#### EXERCISE PROMPT
Write out exactly the lines below that run from the line containing "Parse this screenshot: output" through the last line of the records.

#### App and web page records
----------------

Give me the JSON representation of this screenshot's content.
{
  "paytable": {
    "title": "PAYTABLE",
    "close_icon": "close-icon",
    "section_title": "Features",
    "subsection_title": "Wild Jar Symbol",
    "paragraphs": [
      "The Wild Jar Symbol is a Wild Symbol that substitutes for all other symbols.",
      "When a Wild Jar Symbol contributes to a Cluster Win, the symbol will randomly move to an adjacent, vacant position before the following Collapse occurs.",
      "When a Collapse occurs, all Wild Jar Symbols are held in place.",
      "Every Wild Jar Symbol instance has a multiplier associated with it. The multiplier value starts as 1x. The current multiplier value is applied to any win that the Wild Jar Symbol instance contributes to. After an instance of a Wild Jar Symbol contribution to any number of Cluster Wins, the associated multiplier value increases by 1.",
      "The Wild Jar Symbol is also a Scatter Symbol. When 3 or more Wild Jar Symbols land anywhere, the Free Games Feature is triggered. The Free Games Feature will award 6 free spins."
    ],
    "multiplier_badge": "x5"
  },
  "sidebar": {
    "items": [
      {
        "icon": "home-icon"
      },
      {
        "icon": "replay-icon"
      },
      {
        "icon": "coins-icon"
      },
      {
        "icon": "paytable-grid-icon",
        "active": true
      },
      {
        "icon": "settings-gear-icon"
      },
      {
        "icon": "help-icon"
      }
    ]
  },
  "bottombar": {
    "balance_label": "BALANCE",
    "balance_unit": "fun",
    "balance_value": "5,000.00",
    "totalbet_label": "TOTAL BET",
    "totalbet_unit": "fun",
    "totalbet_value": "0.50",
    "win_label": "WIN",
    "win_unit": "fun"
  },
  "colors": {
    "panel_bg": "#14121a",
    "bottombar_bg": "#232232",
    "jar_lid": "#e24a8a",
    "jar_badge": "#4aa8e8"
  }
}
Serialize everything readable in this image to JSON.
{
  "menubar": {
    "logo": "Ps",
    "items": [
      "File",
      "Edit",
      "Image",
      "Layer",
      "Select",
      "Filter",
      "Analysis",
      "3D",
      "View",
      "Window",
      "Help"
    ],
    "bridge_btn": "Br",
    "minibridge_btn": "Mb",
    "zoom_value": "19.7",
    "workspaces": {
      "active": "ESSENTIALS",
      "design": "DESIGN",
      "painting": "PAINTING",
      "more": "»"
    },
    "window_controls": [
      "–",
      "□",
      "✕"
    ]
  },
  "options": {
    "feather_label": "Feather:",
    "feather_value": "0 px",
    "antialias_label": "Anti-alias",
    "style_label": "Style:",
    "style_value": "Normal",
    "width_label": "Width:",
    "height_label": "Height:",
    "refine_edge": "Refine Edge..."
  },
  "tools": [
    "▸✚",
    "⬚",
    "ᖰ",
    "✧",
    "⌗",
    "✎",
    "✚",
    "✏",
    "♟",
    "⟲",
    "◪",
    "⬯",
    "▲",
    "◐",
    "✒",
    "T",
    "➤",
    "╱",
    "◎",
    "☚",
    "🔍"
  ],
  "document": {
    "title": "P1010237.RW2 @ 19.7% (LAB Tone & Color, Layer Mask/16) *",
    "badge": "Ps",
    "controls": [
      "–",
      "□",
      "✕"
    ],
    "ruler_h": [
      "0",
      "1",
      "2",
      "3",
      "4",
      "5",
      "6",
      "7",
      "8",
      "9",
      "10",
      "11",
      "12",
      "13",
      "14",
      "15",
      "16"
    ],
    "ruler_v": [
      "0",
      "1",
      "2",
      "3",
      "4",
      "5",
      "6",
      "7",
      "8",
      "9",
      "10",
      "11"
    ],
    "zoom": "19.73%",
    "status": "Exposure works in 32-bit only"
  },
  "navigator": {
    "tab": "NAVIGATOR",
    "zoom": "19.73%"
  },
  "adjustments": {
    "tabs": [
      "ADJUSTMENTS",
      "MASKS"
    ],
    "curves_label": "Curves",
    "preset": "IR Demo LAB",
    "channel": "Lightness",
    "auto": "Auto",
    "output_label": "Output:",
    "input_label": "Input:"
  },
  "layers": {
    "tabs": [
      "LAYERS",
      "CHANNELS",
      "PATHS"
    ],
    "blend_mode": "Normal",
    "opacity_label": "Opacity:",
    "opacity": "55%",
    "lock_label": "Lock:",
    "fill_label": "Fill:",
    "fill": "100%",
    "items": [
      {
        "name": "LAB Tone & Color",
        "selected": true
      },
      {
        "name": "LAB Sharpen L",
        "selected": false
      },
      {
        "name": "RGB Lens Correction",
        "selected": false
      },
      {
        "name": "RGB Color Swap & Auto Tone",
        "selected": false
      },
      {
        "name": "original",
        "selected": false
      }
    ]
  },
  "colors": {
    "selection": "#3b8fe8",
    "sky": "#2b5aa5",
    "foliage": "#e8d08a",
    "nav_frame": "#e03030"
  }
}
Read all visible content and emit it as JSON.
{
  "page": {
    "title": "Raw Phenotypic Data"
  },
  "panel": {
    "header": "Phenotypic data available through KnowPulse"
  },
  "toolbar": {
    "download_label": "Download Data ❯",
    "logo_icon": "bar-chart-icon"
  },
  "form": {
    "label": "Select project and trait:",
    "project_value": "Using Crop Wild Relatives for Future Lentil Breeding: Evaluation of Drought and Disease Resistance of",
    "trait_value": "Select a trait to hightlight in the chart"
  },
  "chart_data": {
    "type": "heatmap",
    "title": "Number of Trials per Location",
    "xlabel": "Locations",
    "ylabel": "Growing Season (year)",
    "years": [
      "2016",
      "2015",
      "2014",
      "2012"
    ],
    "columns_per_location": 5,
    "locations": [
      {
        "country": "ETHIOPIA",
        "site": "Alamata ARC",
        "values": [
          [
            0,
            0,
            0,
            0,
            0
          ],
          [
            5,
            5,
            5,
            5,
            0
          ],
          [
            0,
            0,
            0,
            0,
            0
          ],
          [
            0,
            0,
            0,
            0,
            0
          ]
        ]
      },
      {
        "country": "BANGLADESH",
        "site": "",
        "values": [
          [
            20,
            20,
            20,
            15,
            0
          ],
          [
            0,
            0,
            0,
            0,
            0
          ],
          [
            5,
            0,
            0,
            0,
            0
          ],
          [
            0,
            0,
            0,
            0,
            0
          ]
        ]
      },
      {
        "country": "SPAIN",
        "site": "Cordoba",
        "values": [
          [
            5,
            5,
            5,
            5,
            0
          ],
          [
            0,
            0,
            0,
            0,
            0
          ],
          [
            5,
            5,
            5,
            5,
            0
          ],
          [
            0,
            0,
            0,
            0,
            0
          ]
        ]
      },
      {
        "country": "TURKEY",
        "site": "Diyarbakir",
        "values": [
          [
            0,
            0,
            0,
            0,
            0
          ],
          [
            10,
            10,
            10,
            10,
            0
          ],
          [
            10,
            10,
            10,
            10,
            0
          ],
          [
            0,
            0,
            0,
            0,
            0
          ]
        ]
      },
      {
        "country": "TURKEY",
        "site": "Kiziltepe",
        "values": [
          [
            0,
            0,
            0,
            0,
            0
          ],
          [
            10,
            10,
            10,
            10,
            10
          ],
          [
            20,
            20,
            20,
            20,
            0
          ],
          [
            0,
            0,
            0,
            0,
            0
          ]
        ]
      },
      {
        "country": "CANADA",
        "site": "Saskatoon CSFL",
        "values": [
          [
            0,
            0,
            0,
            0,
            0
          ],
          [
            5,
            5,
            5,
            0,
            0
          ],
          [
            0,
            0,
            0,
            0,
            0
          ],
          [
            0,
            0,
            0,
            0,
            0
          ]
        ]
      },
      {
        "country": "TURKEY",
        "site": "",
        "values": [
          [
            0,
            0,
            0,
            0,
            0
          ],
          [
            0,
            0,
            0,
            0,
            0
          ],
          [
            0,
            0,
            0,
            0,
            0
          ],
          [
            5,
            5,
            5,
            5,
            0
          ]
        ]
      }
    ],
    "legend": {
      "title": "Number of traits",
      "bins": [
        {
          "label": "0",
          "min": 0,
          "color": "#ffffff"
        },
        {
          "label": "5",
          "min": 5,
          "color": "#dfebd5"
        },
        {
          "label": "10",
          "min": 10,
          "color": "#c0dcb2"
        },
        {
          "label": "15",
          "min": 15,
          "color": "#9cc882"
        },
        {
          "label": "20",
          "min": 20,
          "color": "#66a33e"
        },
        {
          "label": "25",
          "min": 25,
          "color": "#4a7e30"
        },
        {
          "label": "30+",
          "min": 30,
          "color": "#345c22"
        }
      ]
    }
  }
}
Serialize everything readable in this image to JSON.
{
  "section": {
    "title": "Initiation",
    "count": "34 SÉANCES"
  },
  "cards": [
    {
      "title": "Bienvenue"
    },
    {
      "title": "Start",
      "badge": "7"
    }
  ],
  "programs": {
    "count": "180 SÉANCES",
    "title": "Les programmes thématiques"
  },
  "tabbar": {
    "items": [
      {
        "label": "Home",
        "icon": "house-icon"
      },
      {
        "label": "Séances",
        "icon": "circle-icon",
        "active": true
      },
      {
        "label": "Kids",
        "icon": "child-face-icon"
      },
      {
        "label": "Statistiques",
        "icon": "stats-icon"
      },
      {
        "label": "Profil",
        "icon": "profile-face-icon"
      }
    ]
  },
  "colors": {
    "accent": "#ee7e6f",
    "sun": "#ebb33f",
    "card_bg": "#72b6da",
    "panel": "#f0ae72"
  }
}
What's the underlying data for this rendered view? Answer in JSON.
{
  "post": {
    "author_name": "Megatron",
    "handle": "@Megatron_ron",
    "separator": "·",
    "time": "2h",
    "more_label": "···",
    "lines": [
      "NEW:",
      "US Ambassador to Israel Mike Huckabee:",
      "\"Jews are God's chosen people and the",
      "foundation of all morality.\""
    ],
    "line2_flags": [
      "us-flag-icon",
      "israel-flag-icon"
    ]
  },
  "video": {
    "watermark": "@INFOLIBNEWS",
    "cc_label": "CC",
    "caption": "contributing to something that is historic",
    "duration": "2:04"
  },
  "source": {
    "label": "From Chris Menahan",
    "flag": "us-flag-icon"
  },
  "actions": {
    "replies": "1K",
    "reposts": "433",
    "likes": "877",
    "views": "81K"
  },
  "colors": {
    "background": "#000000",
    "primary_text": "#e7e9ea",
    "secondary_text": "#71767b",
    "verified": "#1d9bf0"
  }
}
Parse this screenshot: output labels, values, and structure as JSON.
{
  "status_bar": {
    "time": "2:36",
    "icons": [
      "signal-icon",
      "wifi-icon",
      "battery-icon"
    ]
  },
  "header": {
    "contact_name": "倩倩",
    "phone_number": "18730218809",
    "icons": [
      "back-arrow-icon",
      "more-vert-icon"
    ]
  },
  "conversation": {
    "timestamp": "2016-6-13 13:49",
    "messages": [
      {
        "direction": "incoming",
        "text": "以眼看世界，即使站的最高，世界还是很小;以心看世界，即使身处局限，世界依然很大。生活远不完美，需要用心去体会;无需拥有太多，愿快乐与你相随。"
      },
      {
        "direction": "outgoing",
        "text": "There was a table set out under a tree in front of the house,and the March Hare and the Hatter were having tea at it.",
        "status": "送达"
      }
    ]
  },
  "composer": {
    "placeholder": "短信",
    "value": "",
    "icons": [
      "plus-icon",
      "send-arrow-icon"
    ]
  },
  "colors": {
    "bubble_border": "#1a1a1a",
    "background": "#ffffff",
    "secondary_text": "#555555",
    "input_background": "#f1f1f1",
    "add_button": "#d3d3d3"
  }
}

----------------

#### SOLUTION FOR THIS TASK
Parse this screenshot: output labels, values, and structure as JSON.
{
  "status_bar": {
    "time": "2:36",
    "icons": [
      "signal-icon",
      "wifi-icon",
      "battery-icon"
    ]
  },
  "header": {
    "contact_name": "倩倩",
    "phone_number": "18730218809",
    "icons": [
      "back-arrow-icon",
      "more-vert-icon"
    ]
  },
  "conversation": {
    "timestamp": "2016-6-13 13:49",
    "messages": [
      {
        "direction": "incoming",
        "text": "以眼看世界，即使站的最高，世界还是很小;以心看世界，即使身处局限，世界依然很大。生活远不完美，需要用心去体会;无需拥有太多，愿快乐与你相随。"
      },
      {
        "direction": "outgoing",
        "text": "There was a table set out under a tree in front of the house,and the March Hare and the Hatter were having tea at it.",
        "status": "送达"
      }
    ]
  },
  "composer": {
    "placeholder": "短信",
    "value": "",
    "icons": [
      "plus-icon",
      "send-arrow-icon"
    ]
  },
  "colors": {
    "bubble_border": "#1a1a1a",
    "background": "#ffffff",
    "secondary_text": "#555555",
    "input_background": "#f1f1f1",
    "add_button": "#d3d3d3"
  }
}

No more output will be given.